- Procedure: Start by establishing your goals for the project. First, you’ll need to check your current tactics. For instance, if you plan to concentrate on content, find out what sense your audience gets from your content and what they’re still seeking. Examining your contemporary strategies and tactics assists, you understand what is working and not working for you.
- Launch: Issue a launchpad website (and/or another launchpad campaign, like a social media page) as quick as you can, and make sure it is Life. It will quickly empower your business to start gathering performance data you can utilize for redesigning. A launchpad website is simple to create.
- Continuous improvement: Based on the data you accumulate about the performance of the launchpad site, your team will be able to recognize necessary changes to make during sprints. Remember to analyze your results with the goals you set during the strategy stage.
- Plan-Build-Learn-Transfer (cycle of continuous improvement): For iterative development and constant improvement, you must repeat this cycle: plan, build, learn, transfer.
- Plan: Decide what you want to accomplish during your sprints. It is during this process you pick items from your wish list.
- Build: Build the launchpad by achieving your tasks.
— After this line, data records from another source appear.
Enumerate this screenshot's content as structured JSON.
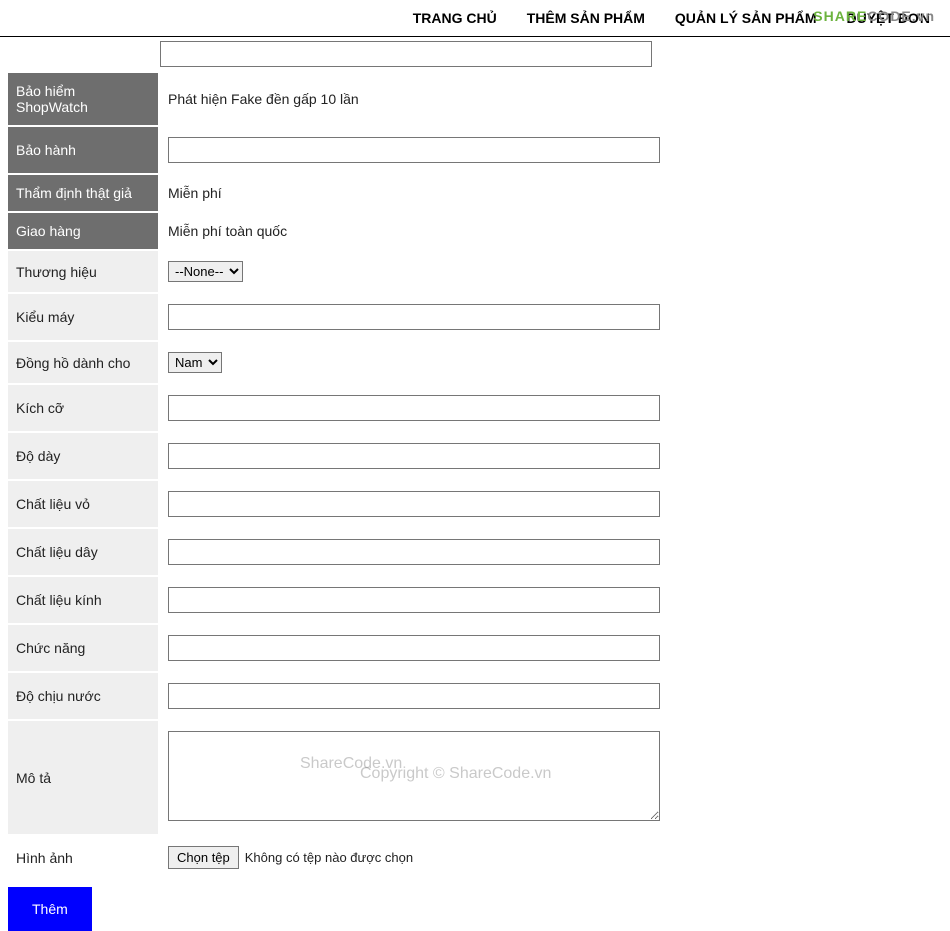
{
  "nav": {
    "items": [
      {
        "label": "TRANG CHỦ"
      },
      {
        "label": "THÊM SẢN PHẨM"
      },
      {
        "label": "QUẢN LÝ SẢN PHẨM"
      },
      {
        "label": "DUYỆT ĐƠN"
      }
    ]
  },
  "logo": {
    "text1": "SHARE",
    "text2": "CODE",
    "suffix": ".vn"
  },
  "form": {
    "baohiem": {
      "label": "Bảo hiểm ShopWatch",
      "value": "Phát hiện Fake đền gấp 10 lần"
    },
    "baohanh": {
      "label": "Bảo hành",
      "value": ""
    },
    "thamdinh": {
      "label": "Thẩm định thật giả",
      "value": "Miễn phí"
    },
    "giaohang": {
      "label": "Giao hàng",
      "value": "Miễn phí toàn quốc"
    },
    "thuonghieu": {
      "label": "Thương hiệu",
      "selected": "--None--"
    },
    "kieumay": {
      "label": "Kiểu máy",
      "value": ""
    },
    "danhcho": {
      "label": "Đồng hồ dành cho",
      "selected": "Nam"
    },
    "kichco": {
      "label": "Kích cỡ",
      "value": ""
    },
    "doday": {
      "label": "Độ dày",
      "value": ""
    },
    "chatlieuvo": {
      "label": "Chất liệu vỏ",
      "value": ""
    },
    "chatlieuday": {
      "label": "Chất liệu dây",
      "value": ""
    },
    "chatlieukinh": {
      "label": "Chất liệu kính",
      "value": ""
    },
    "chucnang": {
      "label": "Chức năng",
      "value": ""
    },
    "dochiunuoc": {
      "label": "Độ chịu nước",
      "value": ""
    },
    "mota": {
      "label": "Mô tả",
      "value": ""
    },
    "hinhanh": {
      "label": "Hình ảnh",
      "button": "Chọn tệp",
      "status": "Không có tệp nào được chọn"
    },
    "submit": "Thêm"
  },
  "watermark": {
    "line1": "ShareCode.vn",
    "line2": "Copyright © ShareCode.vn"
  }
}
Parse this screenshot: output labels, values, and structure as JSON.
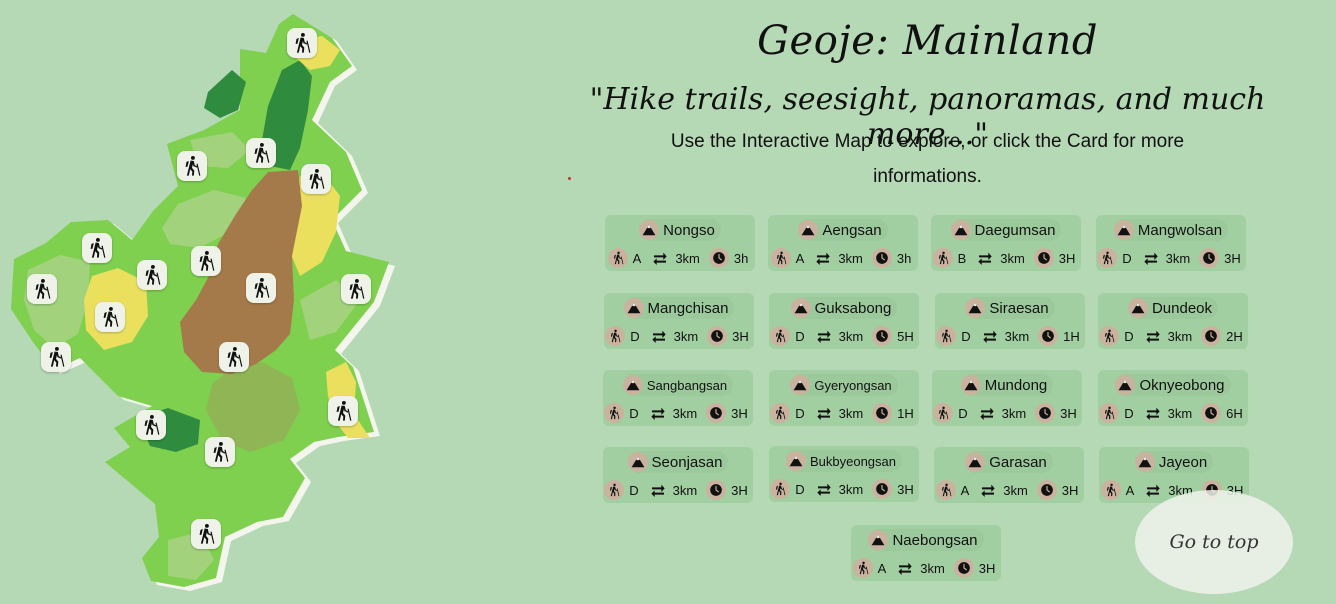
{
  "header": {
    "title": "Geoje: Mainland",
    "quote": "\"Hike trails, seesight, panoramas, and much more...\"",
    "subtitle_line1": "Use the Interactive Map to explore, or click the Card for more",
    "subtitle_line2": "informations."
  },
  "colors": {
    "background": "#b5d8b5",
    "card": "#a2cfa2",
    "land_light": "#7ccf4e",
    "land_dark": "#2e8b3e",
    "land_mid": "#9fcf7a",
    "land_yellow": "#ece060",
    "land_brown": "#a57a4a"
  },
  "icons": {
    "marker": "hiker-icon",
    "mountain": "mountain-icon",
    "difficulty": "hiker-icon",
    "distance": "arrows-exchange-icon",
    "time": "clock-icon"
  },
  "cards": [
    {
      "name": "Nongso",
      "difficulty": "A",
      "distance": "3km",
      "time": "3h"
    },
    {
      "name": "Aengsan",
      "difficulty": "A",
      "distance": "3km",
      "time": "3h"
    },
    {
      "name": "Daegumsan",
      "difficulty": "B",
      "distance": "3km",
      "time": "3H"
    },
    {
      "name": "Mangwolsan",
      "difficulty": "D",
      "distance": "3km",
      "time": "3H"
    },
    {
      "name": "Mangchisan",
      "difficulty": "D",
      "distance": "3km",
      "time": "3H"
    },
    {
      "name": "Guksabong",
      "difficulty": "D",
      "distance": "3km",
      "time": "5H"
    },
    {
      "name": "Siraesan",
      "difficulty": "D",
      "distance": "3km",
      "time": "1H"
    },
    {
      "name": "Dundeok",
      "difficulty": "D",
      "distance": "3km",
      "time": "2H"
    },
    {
      "name": "Sangbangsan",
      "difficulty": "D",
      "distance": "3km",
      "time": "3H"
    },
    {
      "name": "Gyeryongsan",
      "difficulty": "D",
      "distance": "3km",
      "time": "1H"
    },
    {
      "name": "Mundong",
      "difficulty": "D",
      "distance": "3km",
      "time": "3H"
    },
    {
      "name": "Oknyeobong",
      "difficulty": "D",
      "distance": "3km",
      "time": "6H"
    },
    {
      "name": "Seonjasan",
      "difficulty": "D",
      "distance": "3km",
      "time": "3H"
    },
    {
      "name": "Bukbyeongsan",
      "difficulty": "D",
      "distance": "3km",
      "time": "3H"
    },
    {
      "name": "Garasan",
      "difficulty": "A",
      "distance": "3km",
      "time": "3H"
    },
    {
      "name": "Jayeon",
      "difficulty": "A",
      "distance": "3km",
      "time": "3H"
    },
    {
      "name": "Naebongsan",
      "difficulty": "A",
      "distance": "3km",
      "time": "3H"
    }
  ],
  "go_to_top": "Go to top"
}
Remember to introduce ways of collecting your performance metrics.
- Learn: Analyze the data from your tests to see what is working for you and what is not.
- Transfer: Lastly, share the information gathered after your current launch stage, so your team can decide what adjustments to make in the next iteration.
The agile marketing process
To obtain continuous improvement, marketing teams need to follow the Agile marketing process by constantly setting up goals and accomplishing targeted tasks.
- SMART Goals: The agile process depends on the setting of SMART goals: specific, measurable, achievable, relevant and timely. Goals must be prioritized and revisited in forthcoming iterations.
- Journey mapping: You have to put your prospects on long-term goals. Planning out a long-term marketing strategy with planned goals and tasks ensures your team stays on track.
- Key performance indicators (KPIs): It is important to come up with KPIs that you will run with as you test your launchpad. KPIs let you understand what you need to adjust in the subsequent iteration.
- Personas: Generating descriptions of your ideal audience members will lead the development of content and features in your launchpad.
- Sprint: The agile process is like a sprint, not a marathon. Sprints are fast and short bursts of activity that empower your team to make a website or other campaign live in a matter of weeks.
- Jobs to be Done (JTBD): JTBD is a tasks list that needs to be completed. These tasks are organized during frequent meetings. JTBD will also incorporate wish list tasks that you need to save for a future time.
As the marketing aspect proceeds to change, and traditional marketing strategies become less important each day, businesses must be prepared for the future. For businesses that want authentic, fast results, the future is agile marketing.